ACTIVITY:
Please print the records below exactly as they are written.

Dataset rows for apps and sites
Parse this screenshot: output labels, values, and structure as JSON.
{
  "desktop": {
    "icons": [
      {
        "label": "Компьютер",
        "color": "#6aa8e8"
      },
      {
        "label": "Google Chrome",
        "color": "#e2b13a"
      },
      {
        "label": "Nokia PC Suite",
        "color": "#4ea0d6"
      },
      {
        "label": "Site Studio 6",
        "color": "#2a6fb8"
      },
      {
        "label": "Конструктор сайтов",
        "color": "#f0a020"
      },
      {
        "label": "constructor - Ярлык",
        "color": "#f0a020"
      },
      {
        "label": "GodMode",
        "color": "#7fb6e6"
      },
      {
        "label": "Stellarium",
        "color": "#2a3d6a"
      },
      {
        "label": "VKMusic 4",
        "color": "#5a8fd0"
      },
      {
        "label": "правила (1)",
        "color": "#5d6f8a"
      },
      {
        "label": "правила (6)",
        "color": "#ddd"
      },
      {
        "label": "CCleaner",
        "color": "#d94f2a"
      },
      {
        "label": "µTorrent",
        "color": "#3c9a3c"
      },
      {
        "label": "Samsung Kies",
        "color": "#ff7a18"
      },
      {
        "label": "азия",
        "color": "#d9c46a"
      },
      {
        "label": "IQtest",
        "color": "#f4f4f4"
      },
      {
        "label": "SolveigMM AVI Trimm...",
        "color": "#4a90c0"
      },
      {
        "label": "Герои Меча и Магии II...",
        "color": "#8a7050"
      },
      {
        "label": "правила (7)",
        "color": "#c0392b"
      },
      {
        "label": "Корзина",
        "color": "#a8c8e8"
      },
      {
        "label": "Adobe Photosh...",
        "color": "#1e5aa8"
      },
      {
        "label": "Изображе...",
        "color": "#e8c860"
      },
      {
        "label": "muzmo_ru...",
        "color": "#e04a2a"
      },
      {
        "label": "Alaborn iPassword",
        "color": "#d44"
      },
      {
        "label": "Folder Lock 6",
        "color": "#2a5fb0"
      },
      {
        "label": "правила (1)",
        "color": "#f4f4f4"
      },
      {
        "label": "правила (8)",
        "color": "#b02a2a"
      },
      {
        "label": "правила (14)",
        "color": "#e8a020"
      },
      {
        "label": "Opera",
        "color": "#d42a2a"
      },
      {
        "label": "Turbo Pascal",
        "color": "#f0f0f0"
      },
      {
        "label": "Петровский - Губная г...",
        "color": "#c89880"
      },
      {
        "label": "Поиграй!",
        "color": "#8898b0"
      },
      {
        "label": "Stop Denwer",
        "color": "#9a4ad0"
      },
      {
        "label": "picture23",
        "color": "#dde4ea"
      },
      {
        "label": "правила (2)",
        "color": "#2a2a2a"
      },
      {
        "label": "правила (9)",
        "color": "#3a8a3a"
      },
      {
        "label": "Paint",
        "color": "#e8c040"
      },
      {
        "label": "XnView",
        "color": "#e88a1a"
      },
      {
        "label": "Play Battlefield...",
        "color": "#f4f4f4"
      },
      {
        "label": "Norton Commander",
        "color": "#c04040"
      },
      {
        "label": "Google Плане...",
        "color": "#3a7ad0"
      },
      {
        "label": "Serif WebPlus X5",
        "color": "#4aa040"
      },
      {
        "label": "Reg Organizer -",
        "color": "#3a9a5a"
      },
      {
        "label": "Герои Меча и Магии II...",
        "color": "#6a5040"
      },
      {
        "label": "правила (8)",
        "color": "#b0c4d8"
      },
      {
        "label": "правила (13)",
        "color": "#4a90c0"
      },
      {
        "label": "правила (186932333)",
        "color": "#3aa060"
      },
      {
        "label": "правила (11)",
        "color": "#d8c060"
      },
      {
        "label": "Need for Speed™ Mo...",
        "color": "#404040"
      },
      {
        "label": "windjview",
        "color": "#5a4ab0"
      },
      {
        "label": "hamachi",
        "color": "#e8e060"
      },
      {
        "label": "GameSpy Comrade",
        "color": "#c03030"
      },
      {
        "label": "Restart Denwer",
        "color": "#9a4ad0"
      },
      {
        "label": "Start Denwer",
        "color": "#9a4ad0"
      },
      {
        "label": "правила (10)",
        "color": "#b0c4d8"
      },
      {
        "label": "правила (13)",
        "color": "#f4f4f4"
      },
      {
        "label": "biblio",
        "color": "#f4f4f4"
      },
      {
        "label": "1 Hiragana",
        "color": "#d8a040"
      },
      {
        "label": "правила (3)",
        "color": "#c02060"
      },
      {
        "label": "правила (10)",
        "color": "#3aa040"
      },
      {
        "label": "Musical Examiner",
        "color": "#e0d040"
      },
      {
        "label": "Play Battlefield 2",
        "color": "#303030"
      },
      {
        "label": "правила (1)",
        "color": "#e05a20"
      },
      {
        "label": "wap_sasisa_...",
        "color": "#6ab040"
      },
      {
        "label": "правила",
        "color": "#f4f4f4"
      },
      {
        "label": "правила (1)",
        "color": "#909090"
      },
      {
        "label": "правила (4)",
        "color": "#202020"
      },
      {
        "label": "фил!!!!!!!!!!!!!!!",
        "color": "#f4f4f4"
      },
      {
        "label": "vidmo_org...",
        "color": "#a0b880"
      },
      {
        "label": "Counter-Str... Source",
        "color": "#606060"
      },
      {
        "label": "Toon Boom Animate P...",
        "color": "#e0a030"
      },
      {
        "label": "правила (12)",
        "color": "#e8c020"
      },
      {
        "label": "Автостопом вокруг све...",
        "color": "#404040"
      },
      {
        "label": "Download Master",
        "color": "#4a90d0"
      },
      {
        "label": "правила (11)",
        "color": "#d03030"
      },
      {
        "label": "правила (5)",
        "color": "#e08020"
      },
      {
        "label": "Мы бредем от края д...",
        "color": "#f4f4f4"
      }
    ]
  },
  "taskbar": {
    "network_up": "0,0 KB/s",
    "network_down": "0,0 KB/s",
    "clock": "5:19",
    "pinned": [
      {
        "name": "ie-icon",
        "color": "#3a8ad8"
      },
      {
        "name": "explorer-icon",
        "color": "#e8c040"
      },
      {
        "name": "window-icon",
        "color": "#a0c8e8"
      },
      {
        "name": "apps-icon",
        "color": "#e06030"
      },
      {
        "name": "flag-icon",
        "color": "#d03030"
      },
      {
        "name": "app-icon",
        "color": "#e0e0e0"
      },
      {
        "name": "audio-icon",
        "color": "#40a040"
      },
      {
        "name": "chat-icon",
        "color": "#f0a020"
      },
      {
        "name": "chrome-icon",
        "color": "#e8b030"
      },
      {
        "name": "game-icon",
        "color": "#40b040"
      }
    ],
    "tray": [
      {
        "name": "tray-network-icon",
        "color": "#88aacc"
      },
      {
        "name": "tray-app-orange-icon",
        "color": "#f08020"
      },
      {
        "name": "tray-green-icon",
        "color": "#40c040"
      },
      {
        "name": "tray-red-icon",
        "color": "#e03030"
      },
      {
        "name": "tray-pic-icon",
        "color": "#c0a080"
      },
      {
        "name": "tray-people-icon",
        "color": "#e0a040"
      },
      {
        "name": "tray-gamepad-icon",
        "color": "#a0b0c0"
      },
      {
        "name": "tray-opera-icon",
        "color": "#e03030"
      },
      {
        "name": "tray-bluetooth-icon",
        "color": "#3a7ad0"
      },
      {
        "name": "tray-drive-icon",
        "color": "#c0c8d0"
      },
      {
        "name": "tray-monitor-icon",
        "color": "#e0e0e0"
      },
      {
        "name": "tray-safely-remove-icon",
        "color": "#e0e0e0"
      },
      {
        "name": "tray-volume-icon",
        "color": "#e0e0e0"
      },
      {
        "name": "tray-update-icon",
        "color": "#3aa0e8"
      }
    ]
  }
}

SOLUTION FOR THIS EXERCISE:
Parse this screenshot: output labels, values, and structure as JSON.
{
  "desktop": {
    "icons": [
      {
        "label": "Компьютер",
        "color": "#6aa8e8"
      },
      {
        "label": "Google Chrome",
        "color": "#e2b13a"
      },
      {
        "label": "Nokia PC Suite",
        "color": "#4ea0d6"
      },
      {
        "label": "Site Studio 6",
        "color": "#2a6fb8"
      },
      {
        "label": "Конструктор сайтов",
        "color": "#f0a020"
      },
      {
        "label": "constructor - Ярлык",
        "color": "#f0a020"
      },
      {
        "label": "GodMode",
        "color": "#7fb6e6"
      },
      {
        "label": "Stellarium",
        "color": "#2a3d6a"
      },
      {
        "label": "VKMusic 4",
        "color": "#5a8fd0"
      },
      {
        "label": "правила (1)",
        "color": "#5d6f8a"
      },
      {
        "label": "правила (6)",
        "color": "#ddd"
      },
      {
        "label": "CCleaner",
        "color": "#d94f2a"
      },
      {
        "label": "µTorrent",
        "color": "#3c9a3c"
      },
      {
        "label": "Samsung Kies",
        "color": "#ff7a18"
      },
      {
        "label": "азия",
        "color": "#d9c46a"
      },
      {
        "label": "IQtest",
        "color": "#f4f4f4"
      },
      {
        "label": "SolveigMM AVI Trimm...",
        "color": "#4a90c0"
      },
      {
        "label": "Герои Меча и Магии II...",
        "color": "#8a7050"
      },
      {
        "label": "правила (7)",
        "color": "#c0392b"
      },
      {
        "label": "Корзина",
        "color": "#a8c8e8"
      },
      {
        "label": "Adobe Photosh...",
        "color": "#1e5aa8"
      },
      {
        "label": "Изображе...",
        "color": "#e8c860"
      },
      {
        "label": "muzmo_ru...",
        "color": "#e04a2a"
      },
      {
        "label": "Alaborn iPassword",
        "color": "#d44"
      },
      {
        "label": "Folder Lock 6",
        "color": "#2a5fb0"
      },
      {
        "label": "правила (1)",
        "color": "#f4f4f4"
      },
      {
        "label": "правила (8)",
        "color": "#b02a2a"
      },
      {
        "label": "правила (14)",
        "color": "#e8a020"
      },
      {
        "label": "Opera",
        "color": "#d42a2a"
      },
      {
        "label": "Turbo Pascal",
        "color": "#f0f0f0"
      },
      {
        "label": "Петровский - Губная г...",
        "color": "#c89880"
      },
      {
        "label": "Поиграй!",
        "color": "#8898b0"
      },
      {
        "label": "Stop Denwer",
        "color": "#9a4ad0"
      },
      {
        "label": "picture23",
        "color": "#dde4ea"
      },
      {
        "label": "правила (2)",
        "color": "#2a2a2a"
      },
      {
        "label": "правила (9)",
        "color": "#3a8a3a"
      },
      {
        "label": "Paint",
        "color": "#e8c040"
      },
      {
        "label": "XnView",
        "color": "#e88a1a"
      },
      {
        "label": "Play Battlefield...",
        "color": "#f4f4f4"
      },
      {
        "label": "Norton Commander",
        "color": "#c04040"
      },
      {
        "label": "Google Плане...",
        "color": "#3a7ad0"
      },
      {
        "label": "Serif WebPlus X5",
        "color": "#4aa040"
      },
      {
        "label": "Reg Organizer -",
        "color": "#3a9a5a"
      },
      {
        "label": "Герои Меча и Магии II...",
        "color": "#6a5040"
      },
      {
        "label": "правила (8)",
        "color": "#b0c4d8"
      },
      {
        "label": "правила (13)",
        "color": "#4a90c0"
      },
      {
        "label": "правила (186932333)",
        "color": "#3aa060"
      },
      {
        "label": "правила (11)",
        "color": "#d8c060"
      },
      {
        "label": "Need for Speed™ Mo...",
        "color": "#404040"
      },
      {
        "label": "windjview",
        "color": "#5a4ab0"
      },
      {
        "label": "hamachi",
        "color": "#e8e060"
      },
      {
        "label": "GameSpy Comrade",
        "color": "#c03030"
      },
      {
        "label": "Restart Denwer",
        "color": "#9a4ad0"
      },
      {
        "label": "Start Denwer",
        "color": "#9a4ad0"
      },
      {
        "label": "правила (10)",
        "color": "#b0c4d8"
      },
      {
        "label": "правила (13)",
        "color": "#f4f4f4"
      },
      {
        "label": "biblio",
        "color": "#f4f4f4"
      },
      {
        "label": "1 Hiragana",
        "color": "#d8a040"
      },
      {
        "label": "правила (3)",
        "color": "#c02060"
      },
      {
        "label": "правила (10)",
        "color": "#3aa040"
      },
      {
        "label": "Musical Examiner",
        "color": "#e0d040"
      },
      {
        "label": "Play Battlefield 2",
        "color": "#303030"
      },
      {
        "label": "правила (1)",
        "color": "#e05a20"
      },
      {
        "label": "wap_sasisa_...",
        "color": "#6ab040"
      },
      {
        "label": "правила",
        "color": "#f4f4f4"
      },
      {
        "label": "правила (1)",
        "color": "#909090"
      },
      {
        "label": "правила (4)",
        "color": "#202020"
      },
      {
        "label": "фил!!!!!!!!!!!!!!!",
        "color": "#f4f4f4"
      },
      {
        "label": "vidmo_org...",
        "color": "#a0b880"
      },
      {
        "label": "Counter-Str... Source",
        "color": "#606060"
      },
      {
        "label": "Toon Boom Animate P...",
        "color": "#e0a030"
      },
      {
        "label": "правила (12)",
        "color": "#e8c020"
      },
      {
        "label": "Автостопом вокруг све...",
        "color": "#404040"
      },
      {
        "label": "Download Master",
        "color": "#4a90d0"
      },
      {
        "label": "правила (11)",
        "color": "#d03030"
      },
      {
        "label": "правила (5)",
        "color": "#e08020"
      },
      {
        "label": "Мы бредем от края д...",
        "color": "#f4f4f4"
      }
    ]
  },
  "taskbar": {
    "network_up": "0,0 KB/s",
    "network_down": "0,0 KB/s",
    "clock": "5:19",
    "pinned": [
      {
        "name": "ie-icon",
        "color": "#3a8ad8"
      },
      {
        "name": "explorer-icon",
        "color": "#e8c040"
      },
      {
        "name": "window-icon",
        "color": "#a0c8e8"
      },
      {
        "name": "apps-icon",
        "color": "#e06030"
      },
      {
        "name": "flag-icon",
        "color": "#d03030"
      },
      {
        "name": "app-icon",
        "color": "#e0e0e0"
      },
      {
        "name": "audio-icon",
        "color": "#40a040"
      },
      {
        "name": "chat-icon",
        "color": "#f0a020"
      },
      {
        "name": "chrome-icon",
        "color": "#e8b030"
      },
      {
        "name": "game-icon",
        "color": "#40b040"
      }
    ],
    "tray": [
      {
        "name": "tray-network-icon",
        "color": "#88aacc"
      },
      {
        "name": "tray-app-orange-icon",
        "color": "#f08020"
      },
      {
        "name": "tray-green-icon",
        "color": "#40c040"
      },
      {
        "name": "tray-red-icon",
        "color": "#e03030"
      },
      {
        "name": "tray-pic-icon",
        "color": "#c0a080"
      },
      {
        "name": "tray-people-icon",
        "color": "#e0a040"
      },
      {
        "name": "tray-gamepad-icon",
        "color": "#a0b0c0"
      },
      {
        "name": "tray-opera-icon",
        "color": "#e03030"
      },
      {
        "name": "tray-bluetooth-icon",
        "color": "#3a7ad0"
      },
      {
        "name": "tray-drive-icon",
        "color": "#c0c8d0"
      },
      {
        "name": "tray-monitor-icon",
        "color": "#e0e0e0"
      },
      {
        "name": "tray-safely-remove-icon",
        "color": "#e0e0e0"
      },
      {
        "name": "tray-volume-icon",
        "color": "#e0e0e0"
      },
      {
        "name": "tray-update-icon",
        "color": "#3aa0e8"
      }
    ]
  }
}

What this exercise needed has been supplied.